-- What you should do --
Copy every line of the records below that holds the word "data".

-- Web page and app entries --
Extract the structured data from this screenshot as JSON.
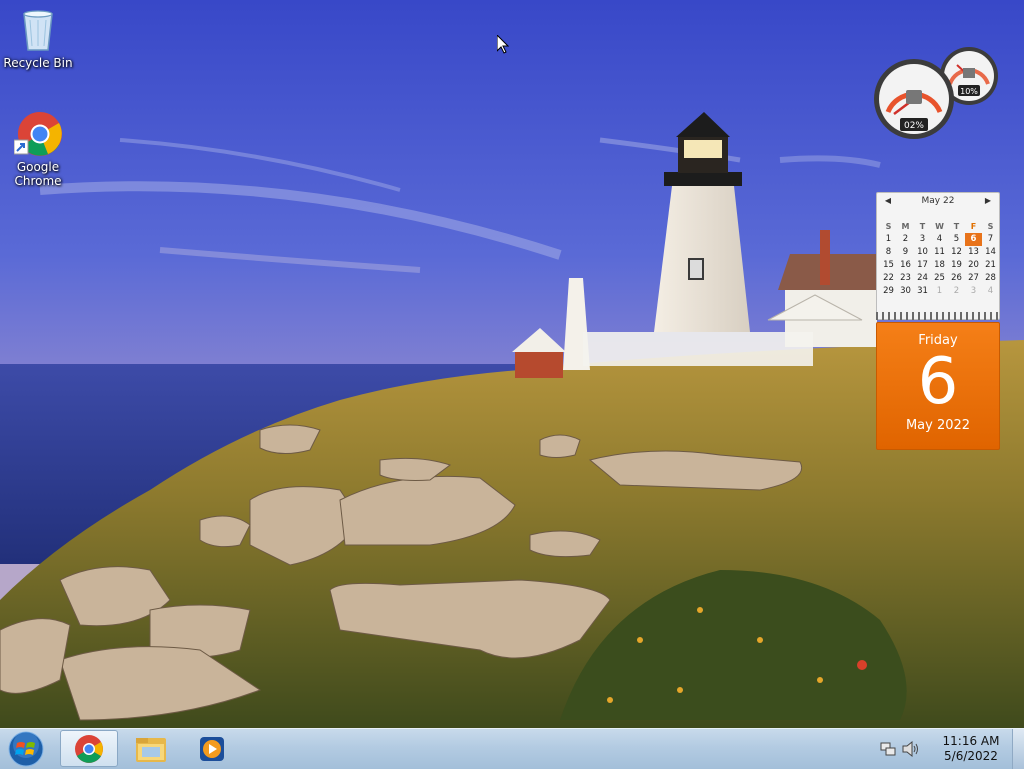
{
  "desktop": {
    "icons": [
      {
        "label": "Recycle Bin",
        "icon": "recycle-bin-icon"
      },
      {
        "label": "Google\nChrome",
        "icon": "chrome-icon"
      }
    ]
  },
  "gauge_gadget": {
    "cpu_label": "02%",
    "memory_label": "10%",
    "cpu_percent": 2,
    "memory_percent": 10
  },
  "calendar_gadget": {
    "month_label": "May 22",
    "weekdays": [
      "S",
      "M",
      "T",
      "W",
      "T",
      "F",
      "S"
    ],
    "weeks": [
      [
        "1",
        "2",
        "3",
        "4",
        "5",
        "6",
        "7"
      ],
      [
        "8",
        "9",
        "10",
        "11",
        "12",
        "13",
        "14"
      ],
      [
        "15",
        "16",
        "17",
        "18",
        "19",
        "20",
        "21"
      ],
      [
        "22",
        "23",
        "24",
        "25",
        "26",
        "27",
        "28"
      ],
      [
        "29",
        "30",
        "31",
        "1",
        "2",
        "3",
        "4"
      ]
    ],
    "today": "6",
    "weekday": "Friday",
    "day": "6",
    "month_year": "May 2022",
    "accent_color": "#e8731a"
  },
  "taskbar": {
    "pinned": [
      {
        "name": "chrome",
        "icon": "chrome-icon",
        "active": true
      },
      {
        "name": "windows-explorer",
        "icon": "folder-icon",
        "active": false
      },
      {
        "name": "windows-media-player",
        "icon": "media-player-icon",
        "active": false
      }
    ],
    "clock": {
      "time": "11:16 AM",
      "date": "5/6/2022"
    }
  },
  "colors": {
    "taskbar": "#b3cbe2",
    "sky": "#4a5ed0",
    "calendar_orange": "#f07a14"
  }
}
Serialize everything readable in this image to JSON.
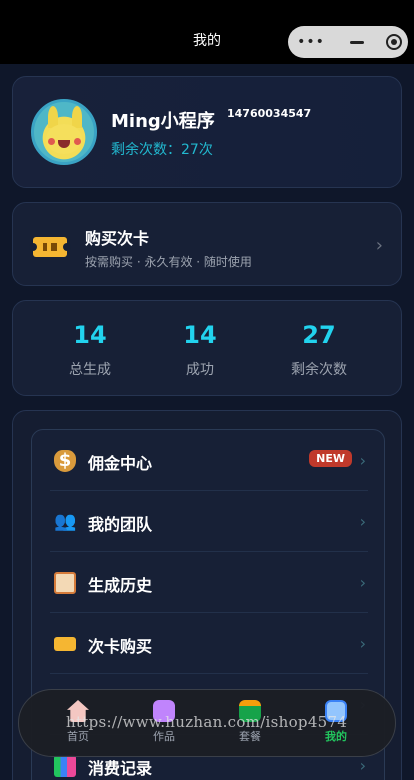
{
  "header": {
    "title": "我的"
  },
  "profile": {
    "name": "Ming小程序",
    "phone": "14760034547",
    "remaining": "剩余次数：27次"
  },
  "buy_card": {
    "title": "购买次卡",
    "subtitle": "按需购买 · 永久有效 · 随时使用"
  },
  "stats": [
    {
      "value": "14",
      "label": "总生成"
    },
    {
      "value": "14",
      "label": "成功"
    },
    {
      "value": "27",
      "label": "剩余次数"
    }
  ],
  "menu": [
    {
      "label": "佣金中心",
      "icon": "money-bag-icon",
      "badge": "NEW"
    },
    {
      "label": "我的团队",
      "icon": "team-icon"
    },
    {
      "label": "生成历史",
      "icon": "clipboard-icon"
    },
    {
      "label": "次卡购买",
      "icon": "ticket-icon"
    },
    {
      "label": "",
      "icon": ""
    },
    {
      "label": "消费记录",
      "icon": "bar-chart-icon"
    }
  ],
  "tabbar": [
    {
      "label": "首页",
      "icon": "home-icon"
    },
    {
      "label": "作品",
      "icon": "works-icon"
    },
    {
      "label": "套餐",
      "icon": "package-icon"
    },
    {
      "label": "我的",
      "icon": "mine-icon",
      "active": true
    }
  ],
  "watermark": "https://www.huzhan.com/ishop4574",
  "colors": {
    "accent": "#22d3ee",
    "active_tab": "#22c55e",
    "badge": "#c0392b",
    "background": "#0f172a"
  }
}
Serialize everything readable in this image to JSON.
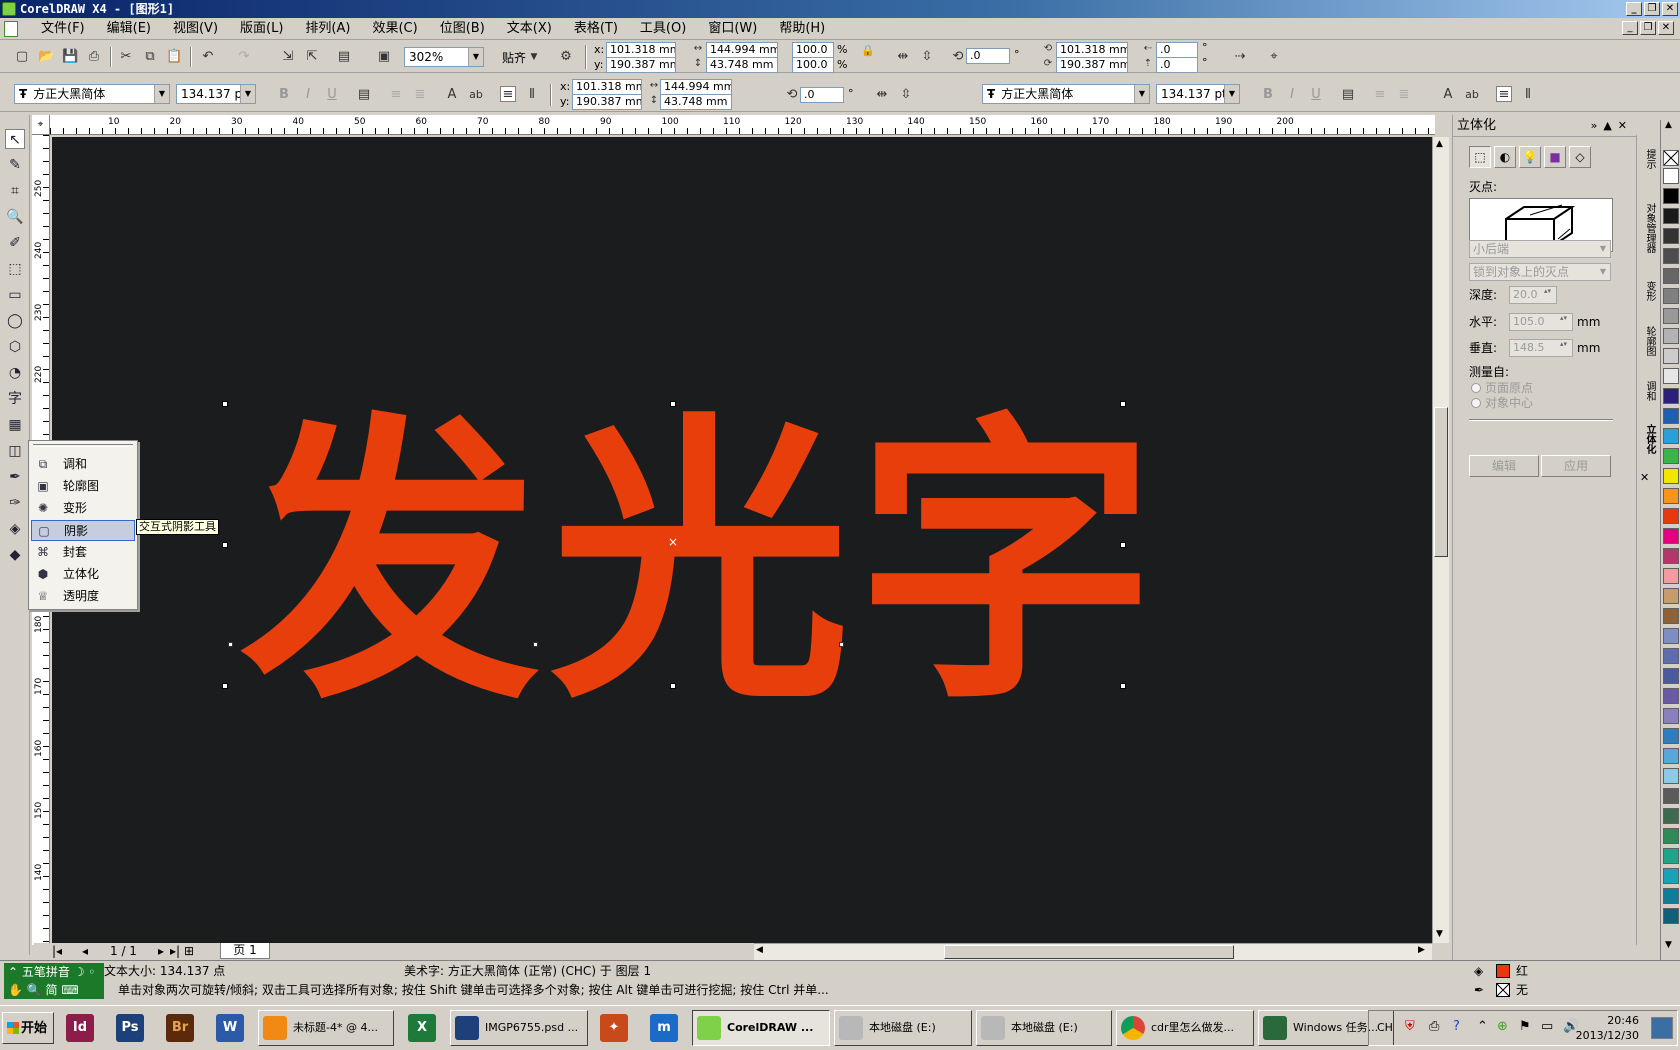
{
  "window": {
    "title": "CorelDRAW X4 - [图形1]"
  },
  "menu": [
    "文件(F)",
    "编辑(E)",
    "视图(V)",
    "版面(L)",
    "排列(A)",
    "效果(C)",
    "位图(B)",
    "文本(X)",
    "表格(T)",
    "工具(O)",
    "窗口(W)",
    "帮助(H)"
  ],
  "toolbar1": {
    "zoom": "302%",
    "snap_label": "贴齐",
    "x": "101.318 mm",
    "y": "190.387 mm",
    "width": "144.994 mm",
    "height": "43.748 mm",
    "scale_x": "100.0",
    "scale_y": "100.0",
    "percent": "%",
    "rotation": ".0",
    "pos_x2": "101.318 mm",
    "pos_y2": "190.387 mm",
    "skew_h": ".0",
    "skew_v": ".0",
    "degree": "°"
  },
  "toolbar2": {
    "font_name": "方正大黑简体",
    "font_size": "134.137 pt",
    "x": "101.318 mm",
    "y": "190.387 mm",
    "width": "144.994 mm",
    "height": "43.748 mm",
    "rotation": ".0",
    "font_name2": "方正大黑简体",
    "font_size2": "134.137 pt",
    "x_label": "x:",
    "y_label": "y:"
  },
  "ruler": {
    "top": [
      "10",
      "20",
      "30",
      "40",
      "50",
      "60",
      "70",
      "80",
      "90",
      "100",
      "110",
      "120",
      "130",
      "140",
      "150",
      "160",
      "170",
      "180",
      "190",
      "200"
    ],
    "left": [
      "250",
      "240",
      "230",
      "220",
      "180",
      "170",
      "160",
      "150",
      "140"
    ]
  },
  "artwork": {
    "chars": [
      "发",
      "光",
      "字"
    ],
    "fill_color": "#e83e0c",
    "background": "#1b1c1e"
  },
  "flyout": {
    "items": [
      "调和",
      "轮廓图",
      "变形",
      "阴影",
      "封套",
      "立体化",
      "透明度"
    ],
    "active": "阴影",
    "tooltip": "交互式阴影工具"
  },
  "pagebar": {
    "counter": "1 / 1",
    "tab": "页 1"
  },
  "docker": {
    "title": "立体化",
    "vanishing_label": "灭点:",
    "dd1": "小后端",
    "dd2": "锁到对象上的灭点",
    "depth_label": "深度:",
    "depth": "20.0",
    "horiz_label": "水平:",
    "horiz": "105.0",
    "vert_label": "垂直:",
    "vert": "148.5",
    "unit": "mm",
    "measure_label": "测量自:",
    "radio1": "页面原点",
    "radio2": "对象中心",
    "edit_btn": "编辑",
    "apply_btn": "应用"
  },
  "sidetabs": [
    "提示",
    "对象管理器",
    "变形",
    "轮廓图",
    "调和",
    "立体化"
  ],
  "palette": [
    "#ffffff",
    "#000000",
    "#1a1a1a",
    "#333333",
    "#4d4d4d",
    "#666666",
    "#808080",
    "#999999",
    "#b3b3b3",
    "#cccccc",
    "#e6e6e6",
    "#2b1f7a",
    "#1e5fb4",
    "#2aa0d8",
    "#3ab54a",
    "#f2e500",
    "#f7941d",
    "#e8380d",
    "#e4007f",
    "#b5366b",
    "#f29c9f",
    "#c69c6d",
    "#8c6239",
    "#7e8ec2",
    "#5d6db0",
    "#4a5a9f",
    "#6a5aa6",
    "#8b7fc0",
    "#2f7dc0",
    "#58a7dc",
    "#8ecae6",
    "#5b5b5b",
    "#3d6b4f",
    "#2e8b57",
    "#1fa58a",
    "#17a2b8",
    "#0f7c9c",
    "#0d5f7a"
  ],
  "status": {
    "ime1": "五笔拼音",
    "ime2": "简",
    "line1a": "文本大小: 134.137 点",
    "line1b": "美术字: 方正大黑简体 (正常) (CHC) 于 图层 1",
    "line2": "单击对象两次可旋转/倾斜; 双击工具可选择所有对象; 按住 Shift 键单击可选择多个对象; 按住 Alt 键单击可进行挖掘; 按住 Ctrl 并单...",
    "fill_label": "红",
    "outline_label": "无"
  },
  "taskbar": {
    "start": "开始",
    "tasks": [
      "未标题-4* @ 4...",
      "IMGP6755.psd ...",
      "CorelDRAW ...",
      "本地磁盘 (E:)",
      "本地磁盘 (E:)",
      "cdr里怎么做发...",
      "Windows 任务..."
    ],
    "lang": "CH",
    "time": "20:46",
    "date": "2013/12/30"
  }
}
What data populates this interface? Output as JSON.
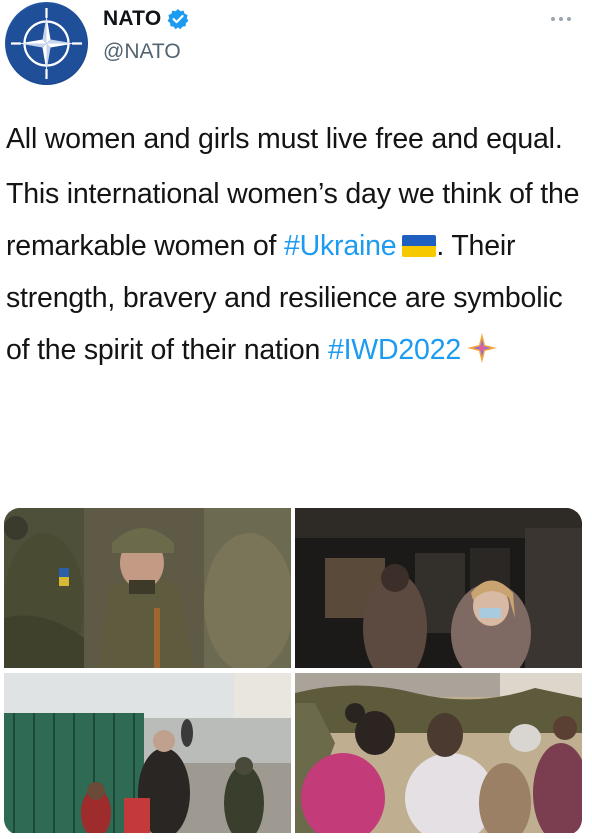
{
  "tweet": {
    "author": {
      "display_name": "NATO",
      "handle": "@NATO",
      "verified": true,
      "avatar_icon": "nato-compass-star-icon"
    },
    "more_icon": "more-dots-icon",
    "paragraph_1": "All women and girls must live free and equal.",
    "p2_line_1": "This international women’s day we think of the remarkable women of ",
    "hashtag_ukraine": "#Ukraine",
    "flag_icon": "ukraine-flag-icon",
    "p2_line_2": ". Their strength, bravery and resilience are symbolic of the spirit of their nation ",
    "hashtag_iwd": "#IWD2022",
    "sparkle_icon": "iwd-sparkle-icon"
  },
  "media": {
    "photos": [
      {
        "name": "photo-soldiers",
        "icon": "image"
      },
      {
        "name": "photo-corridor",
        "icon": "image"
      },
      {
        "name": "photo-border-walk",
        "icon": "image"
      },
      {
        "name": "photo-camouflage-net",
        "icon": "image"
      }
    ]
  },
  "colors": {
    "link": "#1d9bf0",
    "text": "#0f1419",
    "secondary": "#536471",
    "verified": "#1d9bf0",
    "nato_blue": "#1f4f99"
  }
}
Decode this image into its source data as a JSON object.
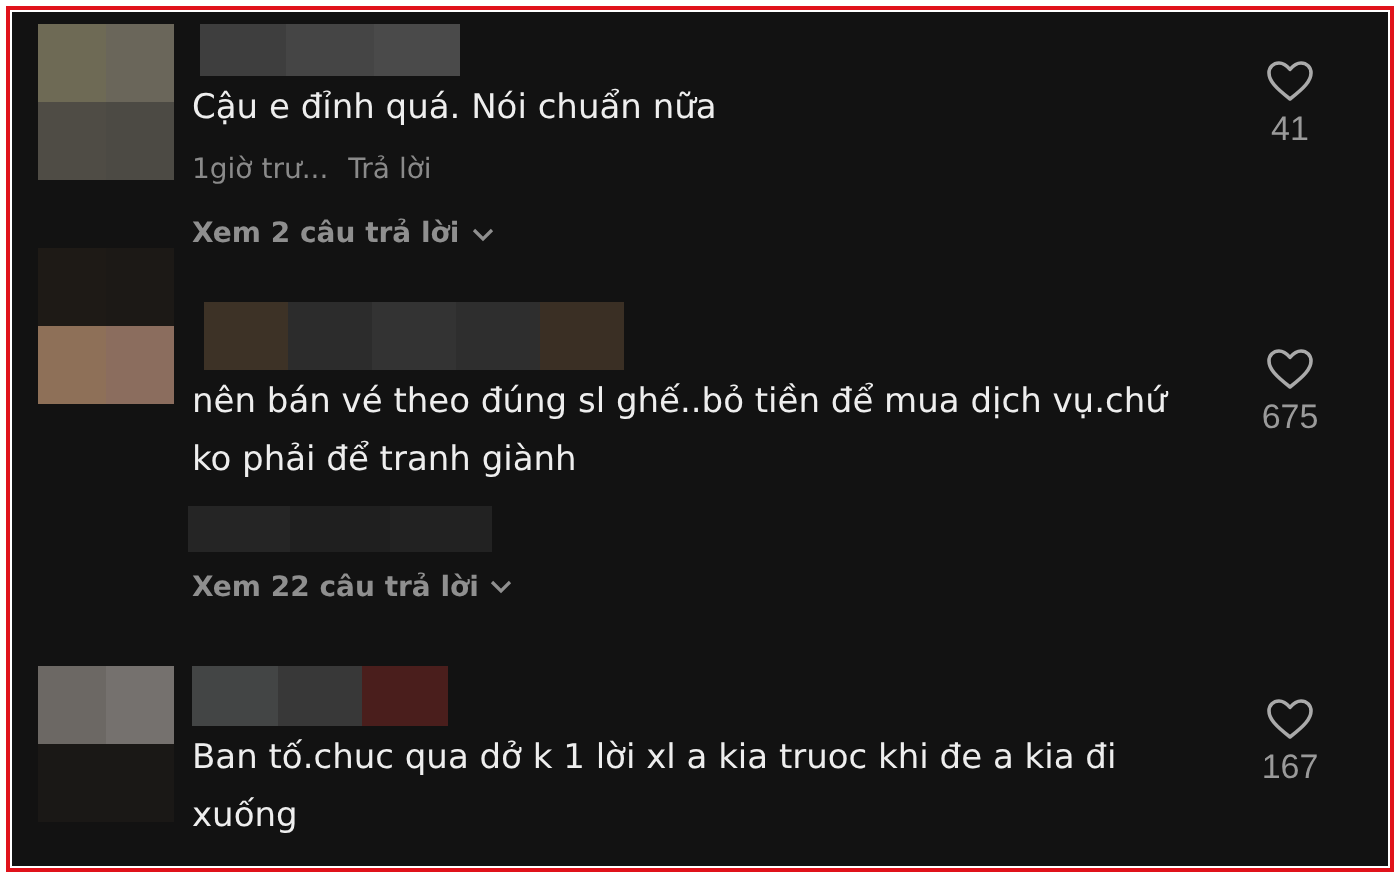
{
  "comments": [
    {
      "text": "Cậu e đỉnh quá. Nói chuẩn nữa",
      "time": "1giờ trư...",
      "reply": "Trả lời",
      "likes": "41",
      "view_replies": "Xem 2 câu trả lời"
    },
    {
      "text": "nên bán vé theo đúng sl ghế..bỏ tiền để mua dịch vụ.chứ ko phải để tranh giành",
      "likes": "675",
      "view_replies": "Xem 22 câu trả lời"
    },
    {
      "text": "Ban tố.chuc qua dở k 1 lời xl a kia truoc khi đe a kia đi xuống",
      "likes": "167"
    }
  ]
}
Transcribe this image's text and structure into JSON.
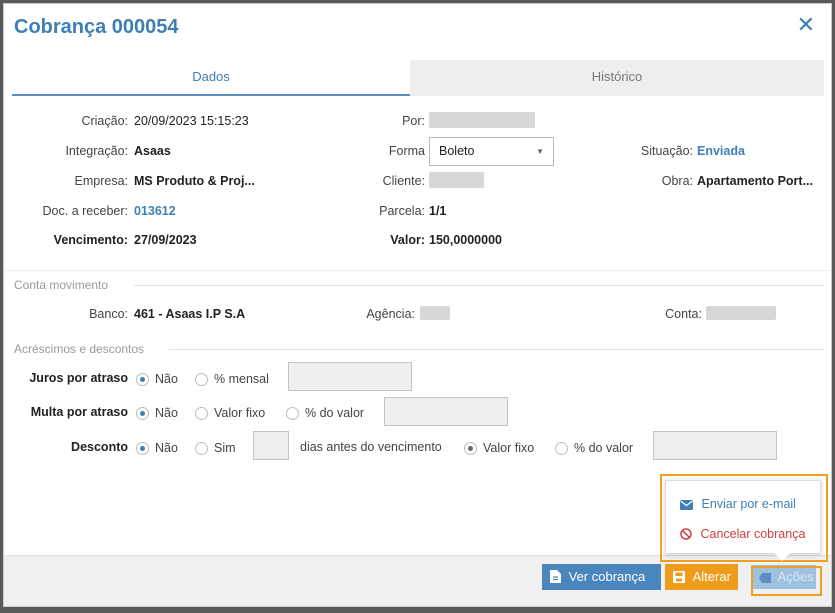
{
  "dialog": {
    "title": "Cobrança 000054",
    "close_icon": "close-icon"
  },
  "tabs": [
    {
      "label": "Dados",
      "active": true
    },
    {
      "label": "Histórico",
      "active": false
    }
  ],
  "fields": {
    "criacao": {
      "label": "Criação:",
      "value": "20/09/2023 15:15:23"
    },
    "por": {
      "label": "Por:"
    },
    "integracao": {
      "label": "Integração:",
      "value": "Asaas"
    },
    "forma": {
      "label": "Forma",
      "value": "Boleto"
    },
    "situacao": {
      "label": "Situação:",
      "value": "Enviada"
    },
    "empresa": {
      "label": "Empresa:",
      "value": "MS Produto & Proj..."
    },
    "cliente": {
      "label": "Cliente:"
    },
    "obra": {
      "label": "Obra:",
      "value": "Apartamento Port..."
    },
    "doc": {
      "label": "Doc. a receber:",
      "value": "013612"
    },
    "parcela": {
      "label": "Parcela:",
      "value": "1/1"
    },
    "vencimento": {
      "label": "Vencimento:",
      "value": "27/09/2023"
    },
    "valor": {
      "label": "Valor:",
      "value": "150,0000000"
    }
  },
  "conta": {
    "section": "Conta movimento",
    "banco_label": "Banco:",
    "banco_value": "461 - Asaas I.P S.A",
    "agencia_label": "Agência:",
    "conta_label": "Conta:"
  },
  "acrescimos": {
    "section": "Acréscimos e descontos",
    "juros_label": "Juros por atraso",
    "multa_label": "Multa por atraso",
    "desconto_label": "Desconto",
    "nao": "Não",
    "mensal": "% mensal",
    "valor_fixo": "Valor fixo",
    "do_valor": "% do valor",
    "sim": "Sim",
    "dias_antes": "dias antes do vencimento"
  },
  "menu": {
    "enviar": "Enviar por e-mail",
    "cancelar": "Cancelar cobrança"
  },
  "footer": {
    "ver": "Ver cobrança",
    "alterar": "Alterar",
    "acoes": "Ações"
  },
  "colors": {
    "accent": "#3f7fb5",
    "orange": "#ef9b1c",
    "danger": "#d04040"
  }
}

-- Task output --
Extract the structured data from this screenshot as JSON.
What data populates this interface? Output as JSON.
Decode this image into its source data as a JSON object.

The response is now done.